=== EXERCISE DESCRIPTION ===
Type out the complete listing below word for word, without its pictures.
---- THE DATA
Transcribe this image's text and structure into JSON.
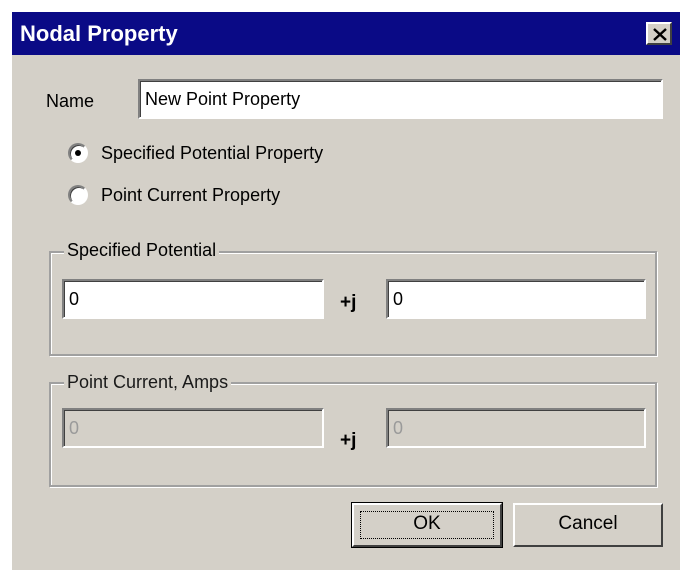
{
  "window": {
    "title": "Nodal Property",
    "close_icon": "close-icon"
  },
  "name_field": {
    "label": "Name",
    "value": "New Point Property"
  },
  "property_type": {
    "options": [
      {
        "label": "Specified Potential Property",
        "selected": true
      },
      {
        "label": "Point Current Property",
        "selected": false
      }
    ]
  },
  "specified_potential": {
    "label": "Specified Potential",
    "real": "0",
    "separator": "+j",
    "imag": "0"
  },
  "point_current": {
    "label": "Point Current, Amps",
    "real": "0",
    "separator": "+j",
    "imag": "0",
    "enabled": false
  },
  "buttons": {
    "ok": "OK",
    "cancel": "Cancel"
  },
  "colors": {
    "titlebar": "#0a0a86",
    "face": "#d4d0c8"
  }
}
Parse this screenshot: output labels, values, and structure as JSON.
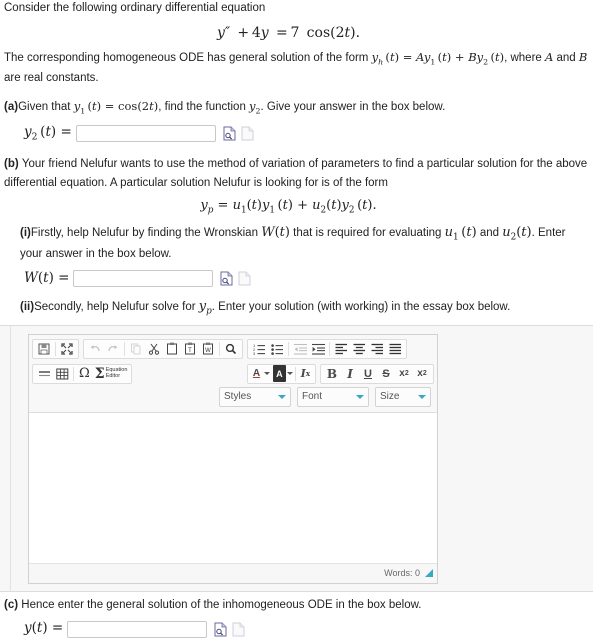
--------
=== YOUR SOLUTION ===
Transcribe this image's text and structure into JSON.
{
  "window": {
    "title": "Nodal Property",
    "close_icon": "close-icon"
  },
  "name_field": {
    "label": "Name",
    "value": "New Point Property"
  },
  "property_type": {
    "options": [
      {
        "label": "Specified Potential Property",
        "selected": true
      },
      {
        "label": "Point Current Property",
        "selected": false
      }
    ]
  },
  "specified_potential": {
    "label": "Specified Potential",
    "real": "0",
    "separator": "+j",
    "imag": "0"
  },
  "point_current": {
    "label": "Point Current, Amps",
    "real": "0",
    "separator": "+j",
    "imag": "0",
    "enabled": false
  },
  "buttons": {
    "ok": "OK",
    "cancel": "Cancel"
  },
  "colors": {
    "titlebar": "#0a0a86",
    "face": "#d4d0c8"
  }
}
Parse this screenshot: output labels, values, and structure as JSON.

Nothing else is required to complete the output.